* **Task directions**
Write every line of the material again exactly, with no pictures in the copy.

Data for the task Block Start

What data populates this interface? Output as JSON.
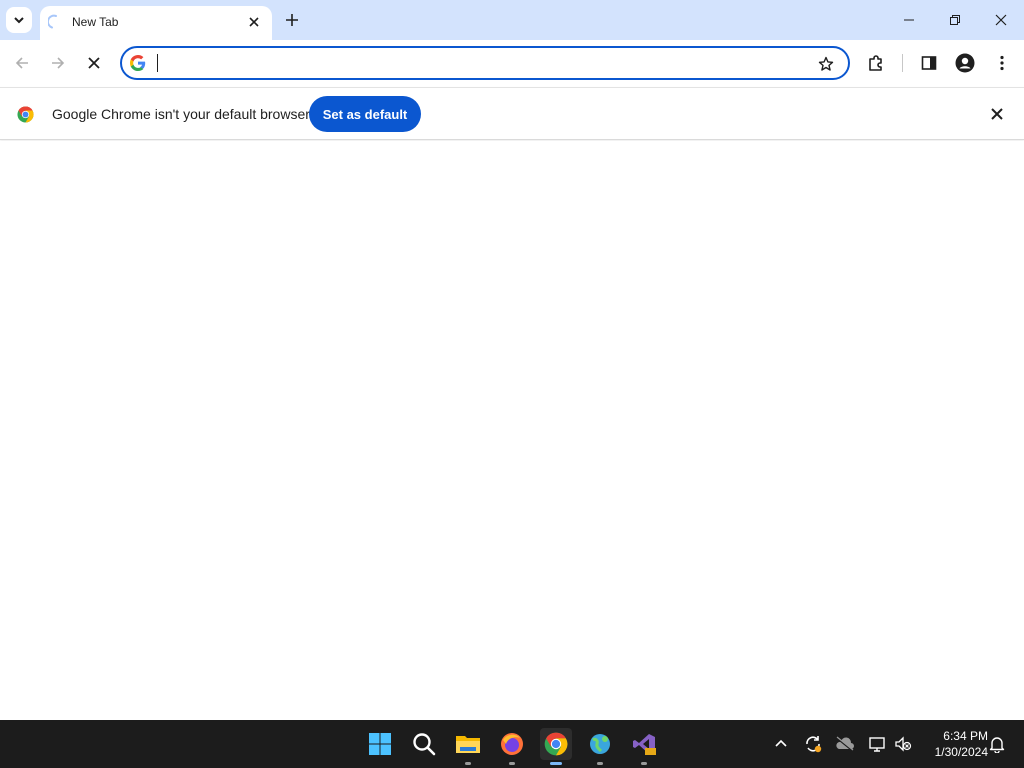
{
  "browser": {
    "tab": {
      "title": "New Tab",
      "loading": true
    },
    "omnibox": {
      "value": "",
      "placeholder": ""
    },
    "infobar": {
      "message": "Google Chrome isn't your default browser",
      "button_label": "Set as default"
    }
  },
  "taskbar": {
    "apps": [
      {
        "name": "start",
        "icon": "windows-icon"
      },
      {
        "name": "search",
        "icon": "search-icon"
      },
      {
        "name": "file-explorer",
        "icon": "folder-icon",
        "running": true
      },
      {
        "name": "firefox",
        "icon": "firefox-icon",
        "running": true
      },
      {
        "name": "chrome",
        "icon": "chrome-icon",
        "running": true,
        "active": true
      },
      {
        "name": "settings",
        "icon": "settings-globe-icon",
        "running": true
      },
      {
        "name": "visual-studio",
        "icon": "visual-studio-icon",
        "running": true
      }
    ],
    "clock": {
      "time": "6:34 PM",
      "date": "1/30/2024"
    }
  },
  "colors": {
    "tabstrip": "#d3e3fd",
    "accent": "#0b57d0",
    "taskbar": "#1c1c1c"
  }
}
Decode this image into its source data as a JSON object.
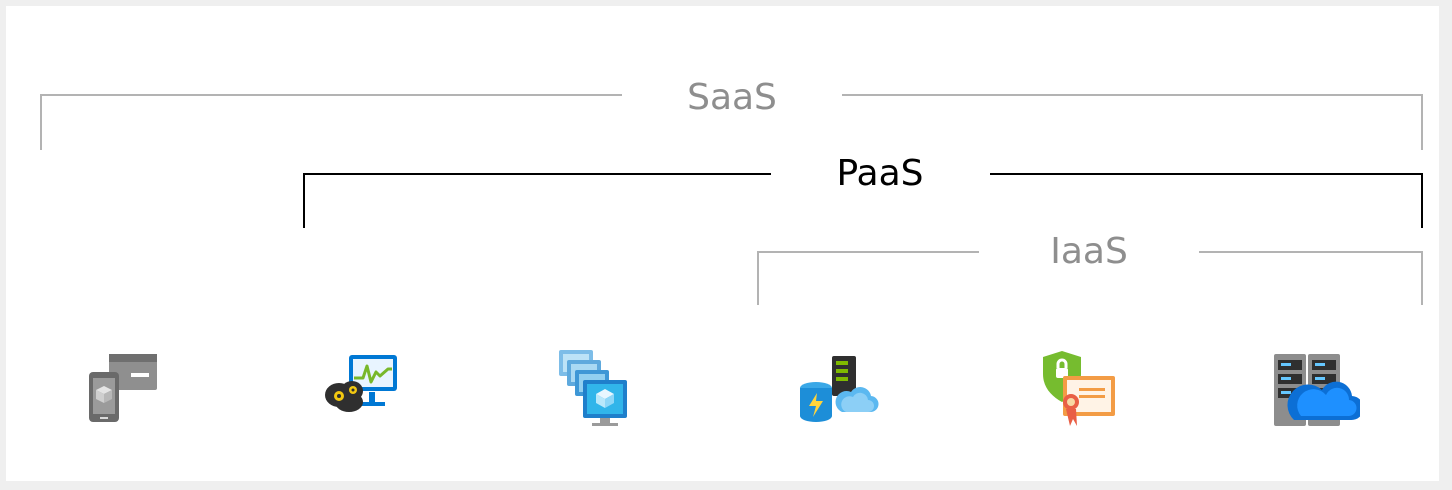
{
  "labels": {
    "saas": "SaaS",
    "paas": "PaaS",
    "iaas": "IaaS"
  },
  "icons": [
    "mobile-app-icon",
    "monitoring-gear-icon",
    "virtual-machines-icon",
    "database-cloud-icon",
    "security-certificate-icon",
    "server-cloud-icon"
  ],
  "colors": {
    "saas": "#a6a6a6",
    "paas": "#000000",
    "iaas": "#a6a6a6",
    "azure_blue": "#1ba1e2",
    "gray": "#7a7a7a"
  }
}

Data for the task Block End

* **Response box**
What data populates this interface? Output as JSON.
{
  "browser": {
    "tab": {
      "title": "New Tab",
      "loading": true
    },
    "omnibox": {
      "value": "",
      "placeholder": ""
    },
    "infobar": {
      "message": "Google Chrome isn't your default browser",
      "button_label": "Set as default"
    }
  },
  "taskbar": {
    "apps": [
      {
        "name": "start",
        "icon": "windows-icon"
      },
      {
        "name": "search",
        "icon": "search-icon"
      },
      {
        "name": "file-explorer",
        "icon": "folder-icon",
        "running": true
      },
      {
        "name": "firefox",
        "icon": "firefox-icon",
        "running": true
      },
      {
        "name": "chrome",
        "icon": "chrome-icon",
        "running": true,
        "active": true
      },
      {
        "name": "settings",
        "icon": "settings-globe-icon",
        "running": true
      },
      {
        "name": "visual-studio",
        "icon": "visual-studio-icon",
        "running": true
      }
    ],
    "clock": {
      "time": "6:34 PM",
      "date": "1/30/2024"
    }
  },
  "colors": {
    "tabstrip": "#d3e3fd",
    "accent": "#0b57d0",
    "taskbar": "#1c1c1c"
  }
}
Decode this image into its source data as a JSON object.
{
  "labels": {
    "saas": "SaaS",
    "paas": "PaaS",
    "iaas": "IaaS"
  },
  "icons": [
    "mobile-app-icon",
    "monitoring-gear-icon",
    "virtual-machines-icon",
    "database-cloud-icon",
    "security-certificate-icon",
    "server-cloud-icon"
  ],
  "colors": {
    "saas": "#a6a6a6",
    "paas": "#000000",
    "iaas": "#a6a6a6",
    "azure_blue": "#1ba1e2",
    "gray": "#7a7a7a"
  }
}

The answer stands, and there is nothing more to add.